### Exercise
Every entry that follows should be written out again exactly.
==== Data to process
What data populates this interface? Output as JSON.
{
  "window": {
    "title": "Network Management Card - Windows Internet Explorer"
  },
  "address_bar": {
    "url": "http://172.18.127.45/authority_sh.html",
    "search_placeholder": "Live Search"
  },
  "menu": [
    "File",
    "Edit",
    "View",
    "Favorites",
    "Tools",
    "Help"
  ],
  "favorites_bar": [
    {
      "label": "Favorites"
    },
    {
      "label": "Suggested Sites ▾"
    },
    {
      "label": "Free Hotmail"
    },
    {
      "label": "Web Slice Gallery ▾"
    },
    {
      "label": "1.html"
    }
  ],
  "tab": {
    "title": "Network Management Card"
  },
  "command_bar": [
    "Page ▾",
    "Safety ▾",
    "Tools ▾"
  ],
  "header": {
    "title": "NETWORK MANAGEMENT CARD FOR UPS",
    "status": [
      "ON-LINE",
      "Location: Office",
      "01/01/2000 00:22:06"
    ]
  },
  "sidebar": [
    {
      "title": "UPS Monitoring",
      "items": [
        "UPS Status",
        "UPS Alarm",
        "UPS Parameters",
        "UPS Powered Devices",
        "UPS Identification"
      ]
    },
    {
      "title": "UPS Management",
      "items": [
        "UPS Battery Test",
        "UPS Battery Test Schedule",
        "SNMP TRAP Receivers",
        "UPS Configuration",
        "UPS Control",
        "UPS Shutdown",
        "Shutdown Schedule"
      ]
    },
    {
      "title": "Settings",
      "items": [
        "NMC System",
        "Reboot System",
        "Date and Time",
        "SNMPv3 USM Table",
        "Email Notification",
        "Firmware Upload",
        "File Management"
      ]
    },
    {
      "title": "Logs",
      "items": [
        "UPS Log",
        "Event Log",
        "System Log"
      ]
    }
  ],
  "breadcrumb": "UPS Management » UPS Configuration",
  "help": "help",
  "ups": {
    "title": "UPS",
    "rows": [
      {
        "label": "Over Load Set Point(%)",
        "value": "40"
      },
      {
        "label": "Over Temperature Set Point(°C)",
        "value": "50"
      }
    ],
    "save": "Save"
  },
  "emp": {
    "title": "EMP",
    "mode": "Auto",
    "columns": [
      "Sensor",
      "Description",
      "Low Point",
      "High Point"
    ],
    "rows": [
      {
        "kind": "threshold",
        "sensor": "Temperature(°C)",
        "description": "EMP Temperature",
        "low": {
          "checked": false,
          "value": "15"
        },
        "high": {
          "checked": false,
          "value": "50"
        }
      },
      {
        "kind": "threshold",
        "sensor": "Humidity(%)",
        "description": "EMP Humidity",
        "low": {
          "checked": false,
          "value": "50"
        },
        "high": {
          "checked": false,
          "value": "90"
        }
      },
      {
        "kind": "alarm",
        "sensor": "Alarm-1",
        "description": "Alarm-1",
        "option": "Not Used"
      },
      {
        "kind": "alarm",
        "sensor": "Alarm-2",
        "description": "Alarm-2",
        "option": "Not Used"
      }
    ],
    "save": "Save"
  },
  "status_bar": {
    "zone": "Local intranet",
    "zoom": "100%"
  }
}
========
### Solution for this problem
What data populates this interface? Output as JSON.
{
  "window": {
    "title": "Network Management Card - Windows Internet Explorer"
  },
  "address_bar": {
    "url": "http://172.18.127.45/authority_sh.html",
    "search_placeholder": "Live Search"
  },
  "menu": [
    "File",
    "Edit",
    "View",
    "Favorites",
    "Tools",
    "Help"
  ],
  "favorites_bar": [
    {
      "label": "Favorites"
    },
    {
      "label": "Suggested Sites ▾"
    },
    {
      "label": "Free Hotmail"
    },
    {
      "label": "Web Slice Gallery ▾"
    },
    {
      "label": "1.html"
    }
  ],
  "tab": {
    "title": "Network Management Card"
  },
  "command_bar": [
    "Page ▾",
    "Safety ▾",
    "Tools ▾"
  ],
  "header": {
    "title": "NETWORK MANAGEMENT CARD FOR UPS",
    "status": [
      "ON-LINE",
      "Location: Office",
      "01/01/2000 00:22:06"
    ]
  },
  "sidebar": [
    {
      "title": "UPS Monitoring",
      "items": [
        "UPS Status",
        "UPS Alarm",
        "UPS Parameters",
        "UPS Powered Devices",
        "UPS Identification"
      ]
    },
    {
      "title": "UPS Management",
      "items": [
        "UPS Battery Test",
        "UPS Battery Test Schedule",
        "SNMP TRAP Receivers",
        "UPS Configuration",
        "UPS Control",
        "UPS Shutdown",
        "Shutdown Schedule"
      ]
    },
    {
      "title": "Settings",
      "items": [
        "NMC System",
        "Reboot System",
        "Date and Time",
        "SNMPv3 USM Table",
        "Email Notification",
        "Firmware Upload",
        "File Management"
      ]
    },
    {
      "title": "Logs",
      "items": [
        "UPS Log",
        "Event Log",
        "System Log"
      ]
    }
  ],
  "breadcrumb": "UPS Management » UPS Configuration",
  "help": "help",
  "ups": {
    "title": "UPS",
    "rows": [
      {
        "label": "Over Load Set Point(%)",
        "value": "40"
      },
      {
        "label": "Over Temperature Set Point(°C)",
        "value": "50"
      }
    ],
    "save": "Save"
  },
  "emp": {
    "title": "EMP",
    "mode": "Auto",
    "columns": [
      "Sensor",
      "Description",
      "Low Point",
      "High Point"
    ],
    "rows": [
      {
        "kind": "threshold",
        "sensor": "Temperature(°C)",
        "description": "EMP Temperature",
        "low": {
          "checked": false,
          "value": "15"
        },
        "high": {
          "checked": false,
          "value": "50"
        }
      },
      {
        "kind": "threshold",
        "sensor": "Humidity(%)",
        "description": "EMP Humidity",
        "low": {
          "checked": false,
          "value": "50"
        },
        "high": {
          "checked": false,
          "value": "90"
        }
      },
      {
        "kind": "alarm",
        "sensor": "Alarm-1",
        "description": "Alarm-1",
        "option": "Not Used"
      },
      {
        "kind": "alarm",
        "sensor": "Alarm-2",
        "description": "Alarm-2",
        "option": "Not Used"
      }
    ],
    "save": "Save"
  },
  "status_bar": {
    "zone": "Local intranet",
    "zoom": "100%"
  }
}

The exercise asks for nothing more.